▸ **Problem**
Verbatim reproduction of the entries is required; images must be omitted.

▸ **Available data**
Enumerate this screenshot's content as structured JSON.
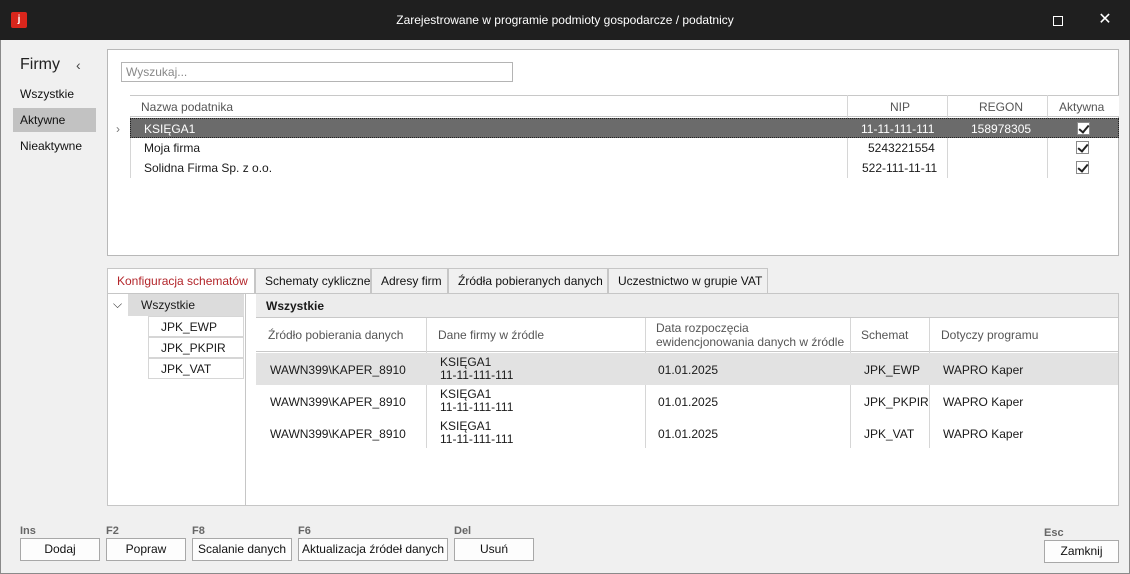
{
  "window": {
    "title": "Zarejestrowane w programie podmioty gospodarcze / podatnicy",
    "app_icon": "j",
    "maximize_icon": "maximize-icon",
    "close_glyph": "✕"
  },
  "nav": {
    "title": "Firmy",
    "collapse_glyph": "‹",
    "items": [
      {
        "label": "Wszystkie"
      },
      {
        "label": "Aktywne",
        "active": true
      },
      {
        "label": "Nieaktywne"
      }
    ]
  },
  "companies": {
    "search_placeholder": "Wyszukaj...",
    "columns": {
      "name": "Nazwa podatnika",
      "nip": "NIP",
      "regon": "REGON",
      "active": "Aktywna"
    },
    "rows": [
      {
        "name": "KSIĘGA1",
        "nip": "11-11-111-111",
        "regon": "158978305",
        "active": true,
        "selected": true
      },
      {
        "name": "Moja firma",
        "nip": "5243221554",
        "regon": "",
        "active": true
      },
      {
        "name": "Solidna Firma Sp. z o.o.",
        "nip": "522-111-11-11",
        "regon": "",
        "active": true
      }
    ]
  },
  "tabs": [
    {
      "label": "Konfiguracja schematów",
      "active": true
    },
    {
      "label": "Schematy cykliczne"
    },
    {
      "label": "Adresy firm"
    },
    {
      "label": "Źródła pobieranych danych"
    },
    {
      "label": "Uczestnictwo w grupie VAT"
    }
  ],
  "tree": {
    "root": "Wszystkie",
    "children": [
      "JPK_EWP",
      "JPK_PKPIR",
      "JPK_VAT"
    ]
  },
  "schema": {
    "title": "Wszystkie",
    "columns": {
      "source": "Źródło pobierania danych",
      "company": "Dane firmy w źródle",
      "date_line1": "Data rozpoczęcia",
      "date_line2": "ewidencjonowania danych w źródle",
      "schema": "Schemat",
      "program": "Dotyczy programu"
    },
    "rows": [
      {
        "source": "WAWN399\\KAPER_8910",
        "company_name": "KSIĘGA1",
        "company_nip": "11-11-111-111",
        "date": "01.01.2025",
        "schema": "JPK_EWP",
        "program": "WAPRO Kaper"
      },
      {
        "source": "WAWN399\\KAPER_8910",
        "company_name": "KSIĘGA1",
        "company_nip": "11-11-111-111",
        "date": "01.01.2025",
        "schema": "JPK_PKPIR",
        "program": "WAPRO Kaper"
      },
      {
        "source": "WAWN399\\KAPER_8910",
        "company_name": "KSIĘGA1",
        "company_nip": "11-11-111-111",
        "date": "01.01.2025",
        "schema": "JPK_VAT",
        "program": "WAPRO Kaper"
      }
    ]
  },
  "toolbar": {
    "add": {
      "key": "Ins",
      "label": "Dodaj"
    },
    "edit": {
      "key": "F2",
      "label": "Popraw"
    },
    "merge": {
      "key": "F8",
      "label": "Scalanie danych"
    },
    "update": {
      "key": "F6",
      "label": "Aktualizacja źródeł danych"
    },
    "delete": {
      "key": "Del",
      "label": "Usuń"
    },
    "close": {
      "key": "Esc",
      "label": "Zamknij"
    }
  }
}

▸ **Result of the task**
Enumerate this screenshot's content as structured JSON.
{
  "window": {
    "title": "Zarejestrowane w programie podmioty gospodarcze / podatnicy",
    "app_icon": "j",
    "maximize_icon": "maximize-icon",
    "close_glyph": "✕"
  },
  "nav": {
    "title": "Firmy",
    "collapse_glyph": "‹",
    "items": [
      {
        "label": "Wszystkie"
      },
      {
        "label": "Aktywne",
        "active": true
      },
      {
        "label": "Nieaktywne"
      }
    ]
  },
  "companies": {
    "search_placeholder": "Wyszukaj...",
    "columns": {
      "name": "Nazwa podatnika",
      "nip": "NIP",
      "regon": "REGON",
      "active": "Aktywna"
    },
    "rows": [
      {
        "name": "KSIĘGA1",
        "nip": "11-11-111-111",
        "regon": "158978305",
        "active": true,
        "selected": true
      },
      {
        "name": "Moja firma",
        "nip": "5243221554",
        "regon": "",
        "active": true
      },
      {
        "name": "Solidna Firma Sp. z o.o.",
        "nip": "522-111-11-11",
        "regon": "",
        "active": true
      }
    ]
  },
  "tabs": [
    {
      "label": "Konfiguracja schematów",
      "active": true
    },
    {
      "label": "Schematy cykliczne"
    },
    {
      "label": "Adresy firm"
    },
    {
      "label": "Źródła pobieranych danych"
    },
    {
      "label": "Uczestnictwo w grupie VAT"
    }
  ],
  "tree": {
    "root": "Wszystkie",
    "children": [
      "JPK_EWP",
      "JPK_PKPIR",
      "JPK_VAT"
    ]
  },
  "schema": {
    "title": "Wszystkie",
    "columns": {
      "source": "Źródło pobierania danych",
      "company": "Dane firmy w źródle",
      "date_line1": "Data rozpoczęcia",
      "date_line2": "ewidencjonowania danych w źródle",
      "schema": "Schemat",
      "program": "Dotyczy programu"
    },
    "rows": [
      {
        "source": "WAWN399\\KAPER_8910",
        "company_name": "KSIĘGA1",
        "company_nip": "11-11-111-111",
        "date": "01.01.2025",
        "schema": "JPK_EWP",
        "program": "WAPRO Kaper"
      },
      {
        "source": "WAWN399\\KAPER_8910",
        "company_name": "KSIĘGA1",
        "company_nip": "11-11-111-111",
        "date": "01.01.2025",
        "schema": "JPK_PKPIR",
        "program": "WAPRO Kaper"
      },
      {
        "source": "WAWN399\\KAPER_8910",
        "company_name": "KSIĘGA1",
        "company_nip": "11-11-111-111",
        "date": "01.01.2025",
        "schema": "JPK_VAT",
        "program": "WAPRO Kaper"
      }
    ]
  },
  "toolbar": {
    "add": {
      "key": "Ins",
      "label": "Dodaj"
    },
    "edit": {
      "key": "F2",
      "label": "Popraw"
    },
    "merge": {
      "key": "F8",
      "label": "Scalanie danych"
    },
    "update": {
      "key": "F6",
      "label": "Aktualizacja źródeł danych"
    },
    "delete": {
      "key": "Del",
      "label": "Usuń"
    },
    "close": {
      "key": "Esc",
      "label": "Zamknij"
    }
  }
}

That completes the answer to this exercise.